BEGIN ENTRIES PROVIDED

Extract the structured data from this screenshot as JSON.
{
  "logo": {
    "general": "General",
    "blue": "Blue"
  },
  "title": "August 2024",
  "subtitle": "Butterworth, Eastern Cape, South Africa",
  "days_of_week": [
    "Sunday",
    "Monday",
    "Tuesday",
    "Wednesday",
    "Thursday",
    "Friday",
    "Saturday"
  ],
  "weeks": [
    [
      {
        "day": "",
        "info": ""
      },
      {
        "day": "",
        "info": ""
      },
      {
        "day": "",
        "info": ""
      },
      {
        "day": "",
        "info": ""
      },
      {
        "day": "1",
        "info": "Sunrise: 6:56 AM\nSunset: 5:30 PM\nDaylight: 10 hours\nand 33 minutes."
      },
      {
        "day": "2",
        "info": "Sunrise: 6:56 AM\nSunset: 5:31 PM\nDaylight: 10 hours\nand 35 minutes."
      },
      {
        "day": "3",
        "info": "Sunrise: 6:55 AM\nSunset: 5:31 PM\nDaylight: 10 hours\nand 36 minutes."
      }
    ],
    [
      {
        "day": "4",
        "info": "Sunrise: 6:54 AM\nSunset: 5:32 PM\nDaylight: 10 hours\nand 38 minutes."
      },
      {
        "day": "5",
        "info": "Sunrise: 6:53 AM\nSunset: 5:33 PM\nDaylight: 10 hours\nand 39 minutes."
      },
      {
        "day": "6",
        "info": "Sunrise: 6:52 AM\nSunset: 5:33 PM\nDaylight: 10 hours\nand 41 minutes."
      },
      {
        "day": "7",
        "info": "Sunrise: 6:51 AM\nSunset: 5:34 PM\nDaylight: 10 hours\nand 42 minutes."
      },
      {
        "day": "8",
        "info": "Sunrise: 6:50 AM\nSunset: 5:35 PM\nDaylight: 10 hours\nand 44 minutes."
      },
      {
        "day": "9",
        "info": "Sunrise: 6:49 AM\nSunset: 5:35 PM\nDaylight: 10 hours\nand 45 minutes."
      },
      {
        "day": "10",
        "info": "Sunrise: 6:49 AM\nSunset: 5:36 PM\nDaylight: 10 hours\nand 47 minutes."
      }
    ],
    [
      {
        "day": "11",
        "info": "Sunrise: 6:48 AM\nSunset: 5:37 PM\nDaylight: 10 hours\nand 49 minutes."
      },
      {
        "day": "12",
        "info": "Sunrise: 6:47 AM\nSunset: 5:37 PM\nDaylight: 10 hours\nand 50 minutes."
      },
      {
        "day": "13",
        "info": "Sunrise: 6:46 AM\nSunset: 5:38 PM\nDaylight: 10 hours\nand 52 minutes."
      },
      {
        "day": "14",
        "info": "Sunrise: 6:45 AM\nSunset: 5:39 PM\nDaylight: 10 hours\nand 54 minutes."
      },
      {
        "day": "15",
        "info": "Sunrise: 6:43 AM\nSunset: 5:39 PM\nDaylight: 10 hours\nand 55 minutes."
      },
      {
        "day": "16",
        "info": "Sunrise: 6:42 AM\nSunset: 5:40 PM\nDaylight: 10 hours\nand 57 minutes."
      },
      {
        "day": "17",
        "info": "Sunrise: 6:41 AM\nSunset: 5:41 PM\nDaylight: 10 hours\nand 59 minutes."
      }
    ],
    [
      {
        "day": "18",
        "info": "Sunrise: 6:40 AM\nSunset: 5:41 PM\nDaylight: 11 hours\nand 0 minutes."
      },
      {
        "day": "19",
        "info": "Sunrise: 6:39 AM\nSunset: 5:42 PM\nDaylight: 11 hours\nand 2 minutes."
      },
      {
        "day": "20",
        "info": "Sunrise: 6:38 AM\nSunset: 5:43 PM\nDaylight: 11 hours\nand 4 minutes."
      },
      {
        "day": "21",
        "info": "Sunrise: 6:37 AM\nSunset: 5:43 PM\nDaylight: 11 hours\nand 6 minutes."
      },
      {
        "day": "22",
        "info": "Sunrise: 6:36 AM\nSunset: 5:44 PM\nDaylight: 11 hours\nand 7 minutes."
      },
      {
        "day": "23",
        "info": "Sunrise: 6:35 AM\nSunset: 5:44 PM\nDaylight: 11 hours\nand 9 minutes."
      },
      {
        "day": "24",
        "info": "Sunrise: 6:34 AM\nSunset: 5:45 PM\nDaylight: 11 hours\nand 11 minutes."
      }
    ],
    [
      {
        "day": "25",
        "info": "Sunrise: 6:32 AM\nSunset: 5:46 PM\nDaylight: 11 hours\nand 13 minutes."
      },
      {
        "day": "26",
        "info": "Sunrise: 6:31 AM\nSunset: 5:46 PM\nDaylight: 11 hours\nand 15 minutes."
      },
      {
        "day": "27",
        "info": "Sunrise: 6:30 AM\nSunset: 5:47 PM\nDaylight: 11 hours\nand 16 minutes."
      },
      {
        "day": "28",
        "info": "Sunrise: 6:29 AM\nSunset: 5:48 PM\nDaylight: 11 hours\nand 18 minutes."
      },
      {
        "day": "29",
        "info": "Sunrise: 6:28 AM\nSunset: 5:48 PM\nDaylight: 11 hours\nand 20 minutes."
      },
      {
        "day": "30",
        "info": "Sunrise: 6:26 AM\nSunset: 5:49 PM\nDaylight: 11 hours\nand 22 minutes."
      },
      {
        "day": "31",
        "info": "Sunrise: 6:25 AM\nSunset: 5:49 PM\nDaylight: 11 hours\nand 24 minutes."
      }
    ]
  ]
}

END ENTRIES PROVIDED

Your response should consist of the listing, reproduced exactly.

• **TASK RESPONSE**:
Extract the structured data from this screenshot as JSON.
{
  "logo": {
    "general": "General",
    "blue": "Blue"
  },
  "title": "August 2024",
  "subtitle": "Butterworth, Eastern Cape, South Africa",
  "days_of_week": [
    "Sunday",
    "Monday",
    "Tuesday",
    "Wednesday",
    "Thursday",
    "Friday",
    "Saturday"
  ],
  "weeks": [
    [
      {
        "day": "",
        "info": ""
      },
      {
        "day": "",
        "info": ""
      },
      {
        "day": "",
        "info": ""
      },
      {
        "day": "",
        "info": ""
      },
      {
        "day": "1",
        "info": "Sunrise: 6:56 AM\nSunset: 5:30 PM\nDaylight: 10 hours\nand 33 minutes."
      },
      {
        "day": "2",
        "info": "Sunrise: 6:56 AM\nSunset: 5:31 PM\nDaylight: 10 hours\nand 35 minutes."
      },
      {
        "day": "3",
        "info": "Sunrise: 6:55 AM\nSunset: 5:31 PM\nDaylight: 10 hours\nand 36 minutes."
      }
    ],
    [
      {
        "day": "4",
        "info": "Sunrise: 6:54 AM\nSunset: 5:32 PM\nDaylight: 10 hours\nand 38 minutes."
      },
      {
        "day": "5",
        "info": "Sunrise: 6:53 AM\nSunset: 5:33 PM\nDaylight: 10 hours\nand 39 minutes."
      },
      {
        "day": "6",
        "info": "Sunrise: 6:52 AM\nSunset: 5:33 PM\nDaylight: 10 hours\nand 41 minutes."
      },
      {
        "day": "7",
        "info": "Sunrise: 6:51 AM\nSunset: 5:34 PM\nDaylight: 10 hours\nand 42 minutes."
      },
      {
        "day": "8",
        "info": "Sunrise: 6:50 AM\nSunset: 5:35 PM\nDaylight: 10 hours\nand 44 minutes."
      },
      {
        "day": "9",
        "info": "Sunrise: 6:49 AM\nSunset: 5:35 PM\nDaylight: 10 hours\nand 45 minutes."
      },
      {
        "day": "10",
        "info": "Sunrise: 6:49 AM\nSunset: 5:36 PM\nDaylight: 10 hours\nand 47 minutes."
      }
    ],
    [
      {
        "day": "11",
        "info": "Sunrise: 6:48 AM\nSunset: 5:37 PM\nDaylight: 10 hours\nand 49 minutes."
      },
      {
        "day": "12",
        "info": "Sunrise: 6:47 AM\nSunset: 5:37 PM\nDaylight: 10 hours\nand 50 minutes."
      },
      {
        "day": "13",
        "info": "Sunrise: 6:46 AM\nSunset: 5:38 PM\nDaylight: 10 hours\nand 52 minutes."
      },
      {
        "day": "14",
        "info": "Sunrise: 6:45 AM\nSunset: 5:39 PM\nDaylight: 10 hours\nand 54 minutes."
      },
      {
        "day": "15",
        "info": "Sunrise: 6:43 AM\nSunset: 5:39 PM\nDaylight: 10 hours\nand 55 minutes."
      },
      {
        "day": "16",
        "info": "Sunrise: 6:42 AM\nSunset: 5:40 PM\nDaylight: 10 hours\nand 57 minutes."
      },
      {
        "day": "17",
        "info": "Sunrise: 6:41 AM\nSunset: 5:41 PM\nDaylight: 10 hours\nand 59 minutes."
      }
    ],
    [
      {
        "day": "18",
        "info": "Sunrise: 6:40 AM\nSunset: 5:41 PM\nDaylight: 11 hours\nand 0 minutes."
      },
      {
        "day": "19",
        "info": "Sunrise: 6:39 AM\nSunset: 5:42 PM\nDaylight: 11 hours\nand 2 minutes."
      },
      {
        "day": "20",
        "info": "Sunrise: 6:38 AM\nSunset: 5:43 PM\nDaylight: 11 hours\nand 4 minutes."
      },
      {
        "day": "21",
        "info": "Sunrise: 6:37 AM\nSunset: 5:43 PM\nDaylight: 11 hours\nand 6 minutes."
      },
      {
        "day": "22",
        "info": "Sunrise: 6:36 AM\nSunset: 5:44 PM\nDaylight: 11 hours\nand 7 minutes."
      },
      {
        "day": "23",
        "info": "Sunrise: 6:35 AM\nSunset: 5:44 PM\nDaylight: 11 hours\nand 9 minutes."
      },
      {
        "day": "24",
        "info": "Sunrise: 6:34 AM\nSunset: 5:45 PM\nDaylight: 11 hours\nand 11 minutes."
      }
    ],
    [
      {
        "day": "25",
        "info": "Sunrise: 6:32 AM\nSunset: 5:46 PM\nDaylight: 11 hours\nand 13 minutes."
      },
      {
        "day": "26",
        "info": "Sunrise: 6:31 AM\nSunset: 5:46 PM\nDaylight: 11 hours\nand 15 minutes."
      },
      {
        "day": "27",
        "info": "Sunrise: 6:30 AM\nSunset: 5:47 PM\nDaylight: 11 hours\nand 16 minutes."
      },
      {
        "day": "28",
        "info": "Sunrise: 6:29 AM\nSunset: 5:48 PM\nDaylight: 11 hours\nand 18 minutes."
      },
      {
        "day": "29",
        "info": "Sunrise: 6:28 AM\nSunset: 5:48 PM\nDaylight: 11 hours\nand 20 minutes."
      },
      {
        "day": "30",
        "info": "Sunrise: 6:26 AM\nSunset: 5:49 PM\nDaylight: 11 hours\nand 22 minutes."
      },
      {
        "day": "31",
        "info": "Sunrise: 6:25 AM\nSunset: 5:49 PM\nDaylight: 11 hours\nand 24 minutes."
      }
    ]
  ]
}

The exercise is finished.